### Extracted records

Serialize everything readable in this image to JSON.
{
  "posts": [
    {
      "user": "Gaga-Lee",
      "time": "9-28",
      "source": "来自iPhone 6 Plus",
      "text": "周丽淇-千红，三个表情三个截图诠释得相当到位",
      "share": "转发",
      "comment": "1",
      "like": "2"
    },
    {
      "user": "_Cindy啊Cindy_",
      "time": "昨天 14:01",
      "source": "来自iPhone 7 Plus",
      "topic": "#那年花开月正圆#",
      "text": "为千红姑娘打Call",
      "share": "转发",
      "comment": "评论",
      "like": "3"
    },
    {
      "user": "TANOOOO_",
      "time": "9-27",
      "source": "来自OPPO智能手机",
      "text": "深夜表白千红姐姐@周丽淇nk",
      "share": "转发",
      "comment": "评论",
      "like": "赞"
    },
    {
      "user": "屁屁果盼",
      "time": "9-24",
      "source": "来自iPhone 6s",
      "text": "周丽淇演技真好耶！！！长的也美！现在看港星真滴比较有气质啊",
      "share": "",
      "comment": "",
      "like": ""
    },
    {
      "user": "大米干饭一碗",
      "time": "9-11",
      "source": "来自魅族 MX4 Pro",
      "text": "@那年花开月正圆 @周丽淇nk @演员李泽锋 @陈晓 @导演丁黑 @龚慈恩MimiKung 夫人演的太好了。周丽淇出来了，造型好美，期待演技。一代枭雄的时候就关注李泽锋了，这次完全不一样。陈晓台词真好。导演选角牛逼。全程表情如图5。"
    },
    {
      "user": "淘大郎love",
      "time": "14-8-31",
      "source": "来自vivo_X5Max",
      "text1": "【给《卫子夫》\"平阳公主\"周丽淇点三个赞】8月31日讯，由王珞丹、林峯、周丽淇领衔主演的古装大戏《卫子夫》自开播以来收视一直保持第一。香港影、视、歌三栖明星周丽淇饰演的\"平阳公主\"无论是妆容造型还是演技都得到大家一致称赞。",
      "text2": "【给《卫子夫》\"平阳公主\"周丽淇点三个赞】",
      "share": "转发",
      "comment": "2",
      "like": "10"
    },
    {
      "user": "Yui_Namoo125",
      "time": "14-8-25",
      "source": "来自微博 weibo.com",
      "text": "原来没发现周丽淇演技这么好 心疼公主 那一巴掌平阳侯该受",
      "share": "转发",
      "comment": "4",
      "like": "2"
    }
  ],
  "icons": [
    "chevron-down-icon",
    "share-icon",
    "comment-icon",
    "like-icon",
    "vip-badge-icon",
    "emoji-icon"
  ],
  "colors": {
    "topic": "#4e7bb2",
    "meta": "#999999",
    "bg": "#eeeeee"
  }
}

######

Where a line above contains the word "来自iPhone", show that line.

Task result:
      "source": "来自iPhone 6 Plus",
      "source": "来自iPhone 7 Plus",
      "source": "来自iPhone 6s",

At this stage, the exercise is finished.